→ **Work required**
One number alone answers this: the count of lines below in which the word "SEASIDE" is found.

→ **Record set**
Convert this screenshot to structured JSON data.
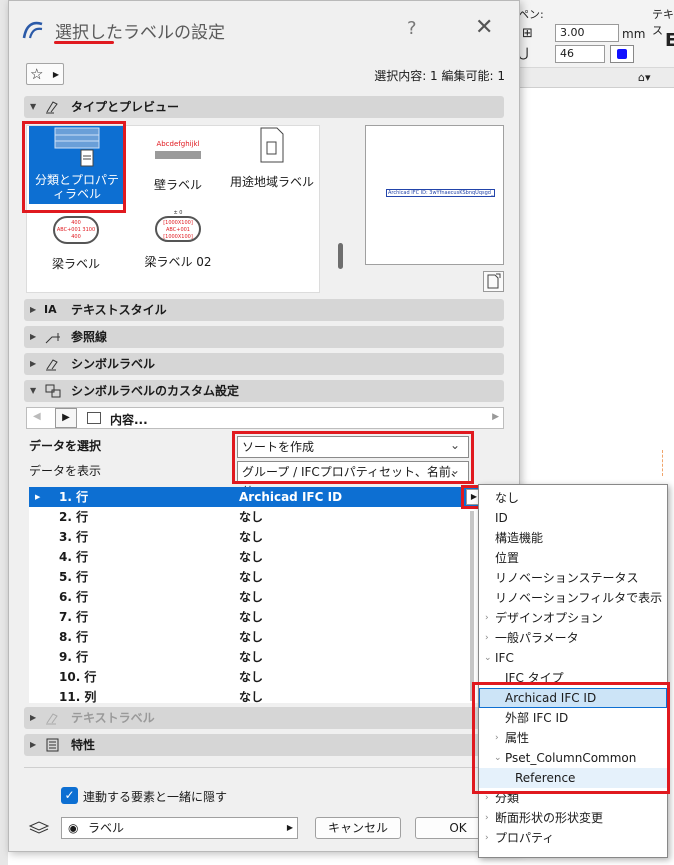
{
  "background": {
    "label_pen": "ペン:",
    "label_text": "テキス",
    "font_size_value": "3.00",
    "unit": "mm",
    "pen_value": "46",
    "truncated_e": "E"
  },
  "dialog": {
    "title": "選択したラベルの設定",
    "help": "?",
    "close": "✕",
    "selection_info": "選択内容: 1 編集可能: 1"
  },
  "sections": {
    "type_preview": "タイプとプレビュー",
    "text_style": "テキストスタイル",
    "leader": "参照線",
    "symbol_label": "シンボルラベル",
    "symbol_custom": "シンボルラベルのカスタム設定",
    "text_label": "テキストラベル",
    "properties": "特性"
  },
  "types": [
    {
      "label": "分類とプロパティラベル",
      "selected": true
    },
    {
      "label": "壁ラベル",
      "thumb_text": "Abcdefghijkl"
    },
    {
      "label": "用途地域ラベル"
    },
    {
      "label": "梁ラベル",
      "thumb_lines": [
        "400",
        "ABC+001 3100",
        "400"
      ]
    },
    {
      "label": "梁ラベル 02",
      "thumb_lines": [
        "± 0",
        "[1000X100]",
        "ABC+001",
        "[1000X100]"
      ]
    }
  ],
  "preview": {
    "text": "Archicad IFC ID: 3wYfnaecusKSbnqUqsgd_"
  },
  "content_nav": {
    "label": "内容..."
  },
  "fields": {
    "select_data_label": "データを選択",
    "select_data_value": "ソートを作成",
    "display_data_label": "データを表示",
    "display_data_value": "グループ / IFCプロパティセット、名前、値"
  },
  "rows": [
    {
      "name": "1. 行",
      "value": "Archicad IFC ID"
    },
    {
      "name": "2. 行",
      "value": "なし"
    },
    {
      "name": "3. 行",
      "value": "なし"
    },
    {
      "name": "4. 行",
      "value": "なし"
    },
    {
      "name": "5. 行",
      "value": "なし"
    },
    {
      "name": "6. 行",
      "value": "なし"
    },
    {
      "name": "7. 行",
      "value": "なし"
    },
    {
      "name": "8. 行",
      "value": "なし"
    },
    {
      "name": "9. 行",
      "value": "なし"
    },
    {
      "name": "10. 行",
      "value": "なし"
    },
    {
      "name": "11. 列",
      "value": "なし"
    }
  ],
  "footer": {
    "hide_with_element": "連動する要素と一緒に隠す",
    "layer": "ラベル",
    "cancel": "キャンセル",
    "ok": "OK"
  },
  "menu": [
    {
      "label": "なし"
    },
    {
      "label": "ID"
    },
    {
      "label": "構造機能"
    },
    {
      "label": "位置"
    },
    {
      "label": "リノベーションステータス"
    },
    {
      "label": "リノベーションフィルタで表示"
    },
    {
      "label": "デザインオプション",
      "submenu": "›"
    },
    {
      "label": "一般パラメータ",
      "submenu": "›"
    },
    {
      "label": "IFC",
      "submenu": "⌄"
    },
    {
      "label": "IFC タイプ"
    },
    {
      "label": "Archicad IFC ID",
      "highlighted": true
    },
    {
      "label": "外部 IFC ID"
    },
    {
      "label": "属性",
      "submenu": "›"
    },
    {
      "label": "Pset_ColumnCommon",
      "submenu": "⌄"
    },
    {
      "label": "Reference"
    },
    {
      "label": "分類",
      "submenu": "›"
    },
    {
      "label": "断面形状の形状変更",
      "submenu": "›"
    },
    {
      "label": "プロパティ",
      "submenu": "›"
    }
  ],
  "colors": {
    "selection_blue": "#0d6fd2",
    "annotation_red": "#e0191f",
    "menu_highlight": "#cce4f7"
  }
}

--

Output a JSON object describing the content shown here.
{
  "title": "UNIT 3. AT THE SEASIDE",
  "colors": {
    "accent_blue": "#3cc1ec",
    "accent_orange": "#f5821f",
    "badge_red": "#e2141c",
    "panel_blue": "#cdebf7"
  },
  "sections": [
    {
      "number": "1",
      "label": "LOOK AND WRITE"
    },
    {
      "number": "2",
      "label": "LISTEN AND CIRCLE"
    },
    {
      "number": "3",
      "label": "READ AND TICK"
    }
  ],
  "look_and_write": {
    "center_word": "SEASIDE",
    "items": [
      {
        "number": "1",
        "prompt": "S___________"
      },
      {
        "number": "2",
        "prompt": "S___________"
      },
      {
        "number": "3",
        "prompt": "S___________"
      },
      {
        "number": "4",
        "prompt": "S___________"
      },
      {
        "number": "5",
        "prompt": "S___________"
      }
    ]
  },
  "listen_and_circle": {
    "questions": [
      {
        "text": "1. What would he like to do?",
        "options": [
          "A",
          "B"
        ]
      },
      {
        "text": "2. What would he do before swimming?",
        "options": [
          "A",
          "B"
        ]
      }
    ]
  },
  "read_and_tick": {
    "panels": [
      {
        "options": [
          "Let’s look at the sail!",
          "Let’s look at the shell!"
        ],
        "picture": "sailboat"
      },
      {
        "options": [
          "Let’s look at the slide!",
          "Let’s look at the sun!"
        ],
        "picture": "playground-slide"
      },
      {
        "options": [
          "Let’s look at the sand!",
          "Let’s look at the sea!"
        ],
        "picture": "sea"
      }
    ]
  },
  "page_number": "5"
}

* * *

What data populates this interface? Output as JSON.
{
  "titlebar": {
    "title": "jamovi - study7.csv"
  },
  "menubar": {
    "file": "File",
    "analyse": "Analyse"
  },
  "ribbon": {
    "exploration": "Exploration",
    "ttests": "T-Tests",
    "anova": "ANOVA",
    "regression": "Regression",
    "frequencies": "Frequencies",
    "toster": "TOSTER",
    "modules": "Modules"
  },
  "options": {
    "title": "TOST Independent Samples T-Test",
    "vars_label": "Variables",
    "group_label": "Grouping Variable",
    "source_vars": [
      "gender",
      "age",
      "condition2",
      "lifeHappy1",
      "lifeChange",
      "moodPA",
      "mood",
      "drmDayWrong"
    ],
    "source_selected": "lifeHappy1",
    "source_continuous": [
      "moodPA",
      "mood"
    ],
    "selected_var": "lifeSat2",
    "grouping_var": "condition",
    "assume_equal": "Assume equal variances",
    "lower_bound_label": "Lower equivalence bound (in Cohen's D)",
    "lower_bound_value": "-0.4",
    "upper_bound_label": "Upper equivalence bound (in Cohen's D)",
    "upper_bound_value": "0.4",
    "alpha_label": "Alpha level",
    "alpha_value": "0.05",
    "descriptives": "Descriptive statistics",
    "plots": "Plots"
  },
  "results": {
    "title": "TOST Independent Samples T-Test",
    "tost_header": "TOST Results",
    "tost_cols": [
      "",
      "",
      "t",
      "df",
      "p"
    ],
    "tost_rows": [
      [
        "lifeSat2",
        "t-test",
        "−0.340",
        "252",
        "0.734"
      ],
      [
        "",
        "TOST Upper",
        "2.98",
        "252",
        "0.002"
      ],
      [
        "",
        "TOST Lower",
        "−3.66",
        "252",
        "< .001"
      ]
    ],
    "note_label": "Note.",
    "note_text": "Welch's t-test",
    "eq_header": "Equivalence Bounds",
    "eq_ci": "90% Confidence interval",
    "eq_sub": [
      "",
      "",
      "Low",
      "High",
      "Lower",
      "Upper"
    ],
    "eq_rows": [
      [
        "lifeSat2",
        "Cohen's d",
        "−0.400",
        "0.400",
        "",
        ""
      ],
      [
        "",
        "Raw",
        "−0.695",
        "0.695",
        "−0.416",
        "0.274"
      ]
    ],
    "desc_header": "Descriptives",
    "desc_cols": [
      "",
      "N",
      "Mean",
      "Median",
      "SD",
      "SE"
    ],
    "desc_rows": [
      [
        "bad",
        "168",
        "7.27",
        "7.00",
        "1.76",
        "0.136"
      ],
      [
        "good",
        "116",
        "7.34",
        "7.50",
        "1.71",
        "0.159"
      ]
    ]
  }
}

→ **Exercise solution**
2